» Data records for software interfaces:

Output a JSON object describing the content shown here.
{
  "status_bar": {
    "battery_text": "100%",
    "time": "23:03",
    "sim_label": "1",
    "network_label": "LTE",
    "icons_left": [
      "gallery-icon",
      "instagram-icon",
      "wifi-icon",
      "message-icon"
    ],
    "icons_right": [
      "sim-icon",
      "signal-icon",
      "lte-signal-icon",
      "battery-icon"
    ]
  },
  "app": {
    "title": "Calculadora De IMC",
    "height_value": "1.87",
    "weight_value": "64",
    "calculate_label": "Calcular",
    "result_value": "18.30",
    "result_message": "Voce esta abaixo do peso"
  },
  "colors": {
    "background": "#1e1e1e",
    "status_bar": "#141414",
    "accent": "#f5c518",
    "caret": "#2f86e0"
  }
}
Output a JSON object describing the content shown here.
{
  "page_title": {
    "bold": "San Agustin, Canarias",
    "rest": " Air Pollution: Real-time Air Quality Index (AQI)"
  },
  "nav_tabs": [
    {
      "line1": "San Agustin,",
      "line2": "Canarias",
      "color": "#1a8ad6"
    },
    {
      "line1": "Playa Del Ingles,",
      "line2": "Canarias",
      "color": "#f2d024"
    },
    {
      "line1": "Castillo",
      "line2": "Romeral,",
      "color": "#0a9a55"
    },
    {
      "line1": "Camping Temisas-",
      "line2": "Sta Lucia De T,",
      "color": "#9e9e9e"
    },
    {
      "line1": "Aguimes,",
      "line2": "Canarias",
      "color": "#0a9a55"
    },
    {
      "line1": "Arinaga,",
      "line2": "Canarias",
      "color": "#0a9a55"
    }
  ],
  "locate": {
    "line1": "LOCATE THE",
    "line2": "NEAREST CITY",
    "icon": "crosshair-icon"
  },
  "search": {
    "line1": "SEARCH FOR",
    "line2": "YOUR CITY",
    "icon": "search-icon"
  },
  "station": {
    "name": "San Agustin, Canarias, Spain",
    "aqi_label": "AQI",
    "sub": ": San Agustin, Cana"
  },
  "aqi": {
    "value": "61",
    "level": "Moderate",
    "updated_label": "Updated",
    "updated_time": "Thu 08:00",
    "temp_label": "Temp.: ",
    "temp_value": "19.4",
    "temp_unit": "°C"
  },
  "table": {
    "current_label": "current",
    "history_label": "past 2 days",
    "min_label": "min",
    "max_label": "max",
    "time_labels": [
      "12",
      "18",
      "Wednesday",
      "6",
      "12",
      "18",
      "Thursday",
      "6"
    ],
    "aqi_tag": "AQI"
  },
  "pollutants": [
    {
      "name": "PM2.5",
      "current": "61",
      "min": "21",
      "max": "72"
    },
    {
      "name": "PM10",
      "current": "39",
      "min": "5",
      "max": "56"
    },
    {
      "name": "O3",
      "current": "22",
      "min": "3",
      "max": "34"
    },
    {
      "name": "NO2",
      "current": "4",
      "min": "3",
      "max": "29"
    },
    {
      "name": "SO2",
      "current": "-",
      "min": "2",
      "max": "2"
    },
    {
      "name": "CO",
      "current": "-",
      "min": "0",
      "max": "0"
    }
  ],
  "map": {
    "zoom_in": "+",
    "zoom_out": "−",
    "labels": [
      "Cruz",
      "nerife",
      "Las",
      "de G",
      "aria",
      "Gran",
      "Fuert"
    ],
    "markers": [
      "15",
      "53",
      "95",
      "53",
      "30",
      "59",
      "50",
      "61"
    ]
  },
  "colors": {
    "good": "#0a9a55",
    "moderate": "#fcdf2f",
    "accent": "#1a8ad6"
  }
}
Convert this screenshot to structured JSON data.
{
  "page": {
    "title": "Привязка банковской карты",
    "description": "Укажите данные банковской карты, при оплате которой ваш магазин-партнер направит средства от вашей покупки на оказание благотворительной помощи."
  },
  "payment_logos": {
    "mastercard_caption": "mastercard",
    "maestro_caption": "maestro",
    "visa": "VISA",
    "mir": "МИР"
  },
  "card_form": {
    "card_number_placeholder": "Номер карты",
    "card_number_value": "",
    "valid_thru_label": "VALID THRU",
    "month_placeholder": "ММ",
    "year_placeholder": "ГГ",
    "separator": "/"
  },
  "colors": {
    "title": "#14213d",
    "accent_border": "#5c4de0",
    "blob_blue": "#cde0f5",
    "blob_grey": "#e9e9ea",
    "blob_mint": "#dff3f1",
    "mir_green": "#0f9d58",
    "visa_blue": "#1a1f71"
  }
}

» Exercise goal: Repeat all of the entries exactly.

» Expected answer:
Output a JSON object describing the content shown here.
{
  "status_bar": {
    "battery_text": "100%",
    "time": "23:03",
    "sim_label": "1",
    "network_label": "LTE",
    "icons_left": [
      "gallery-icon",
      "instagram-icon",
      "wifi-icon",
      "message-icon"
    ],
    "icons_right": [
      "sim-icon",
      "signal-icon",
      "lte-signal-icon",
      "battery-icon"
    ]
  },
  "app": {
    "title": "Calculadora De IMC",
    "height_value": "1.87",
    "weight_value": "64",
    "calculate_label": "Calcular",
    "result_value": "18.30",
    "result_message": "Voce esta abaixo do peso"
  },
  "colors": {
    "background": "#1e1e1e",
    "status_bar": "#141414",
    "accent": "#f5c518",
    "caret": "#2f86e0"
  }
}
Output a JSON object describing the content shown here.
{
  "page_title": {
    "bold": "San Agustin, Canarias",
    "rest": " Air Pollution: Real-time Air Quality Index (AQI)"
  },
  "nav_tabs": [
    {
      "line1": "San Agustin,",
      "line2": "Canarias",
      "color": "#1a8ad6"
    },
    {
      "line1": "Playa Del Ingles,",
      "line2": "Canarias",
      "color": "#f2d024"
    },
    {
      "line1": "Castillo",
      "line2": "Romeral,",
      "color": "#0a9a55"
    },
    {
      "line1": "Camping Temisas-",
      "line2": "Sta Lucia De T,",
      "color": "#9e9e9e"
    },
    {
      "line1": "Aguimes,",
      "line2": "Canarias",
      "color": "#0a9a55"
    },
    {
      "line1": "Arinaga,",
      "line2": "Canarias",
      "color": "#0a9a55"
    }
  ],
  "locate": {
    "line1": "LOCATE THE",
    "line2": "NEAREST CITY",
    "icon": "crosshair-icon"
  },
  "search": {
    "line1": "SEARCH FOR",
    "line2": "YOUR CITY",
    "icon": "search-icon"
  },
  "station": {
    "name": "San Agustin, Canarias, Spain",
    "aqi_label": "AQI",
    "sub": ": San Agustin, Cana"
  },
  "aqi": {
    "value": "61",
    "level": "Moderate",
    "updated_label": "Updated",
    "updated_time": "Thu 08:00",
    "temp_label": "Temp.: ",
    "temp_value": "19.4",
    "temp_unit": "°C"
  },
  "table": {
    "current_label": "current",
    "history_label": "past 2 days",
    "min_label": "min",
    "max_label": "max",
    "time_labels": [
      "12",
      "18",
      "Wednesday",
      "6",
      "12",
      "18",
      "Thursday",
      "6"
    ],
    "aqi_tag": "AQI"
  },
  "pollutants": [
    {
      "name": "PM2.5",
      "current": "61",
      "min": "21",
      "max": "72"
    },
    {
      "name": "PM10",
      "current": "39",
      "min": "5",
      "max": "56"
    },
    {
      "name": "O3",
      "current": "22",
      "min": "3",
      "max": "34"
    },
    {
      "name": "NO2",
      "current": "4",
      "min": "3",
      "max": "29"
    },
    {
      "name": "SO2",
      "current": "-",
      "min": "2",
      "max": "2"
    },
    {
      "name": "CO",
      "current": "-",
      "min": "0",
      "max": "0"
    }
  ],
  "map": {
    "zoom_in": "+",
    "zoom_out": "−",
    "labels": [
      "Cruz",
      "nerife",
      "Las",
      "de G",
      "aria",
      "Gran",
      "Fuert"
    ],
    "markers": [
      "15",
      "53",
      "95",
      "53",
      "30",
      "59",
      "50",
      "61"
    ]
  },
  "colors": {
    "good": "#0a9a55",
    "moderate": "#fcdf2f",
    "accent": "#1a8ad6"
  }
}
Convert this screenshot to structured JSON data.
{
  "page": {
    "title": "Привязка банковской карты",
    "description": "Укажите данные банковской карты, при оплате которой ваш магазин-партнер направит средства от вашей покупки на оказание благотворительной помощи."
  },
  "payment_logos": {
    "mastercard_caption": "mastercard",
    "maestro_caption": "maestro",
    "visa": "VISA",
    "mir": "МИР"
  },
  "card_form": {
    "card_number_placeholder": "Номер карты",
    "card_number_value": "",
    "valid_thru_label": "VALID THRU",
    "month_placeholder": "ММ",
    "year_placeholder": "ГГ",
    "separator": "/"
  },
  "colors": {
    "title": "#14213d",
    "accent_border": "#5c4de0",
    "blob_blue": "#cde0f5",
    "blob_grey": "#e9e9ea",
    "blob_mint": "#dff3f1",
    "mir_green": "#0f9d58",
    "visa_blue": "#1a1f71"
  }
}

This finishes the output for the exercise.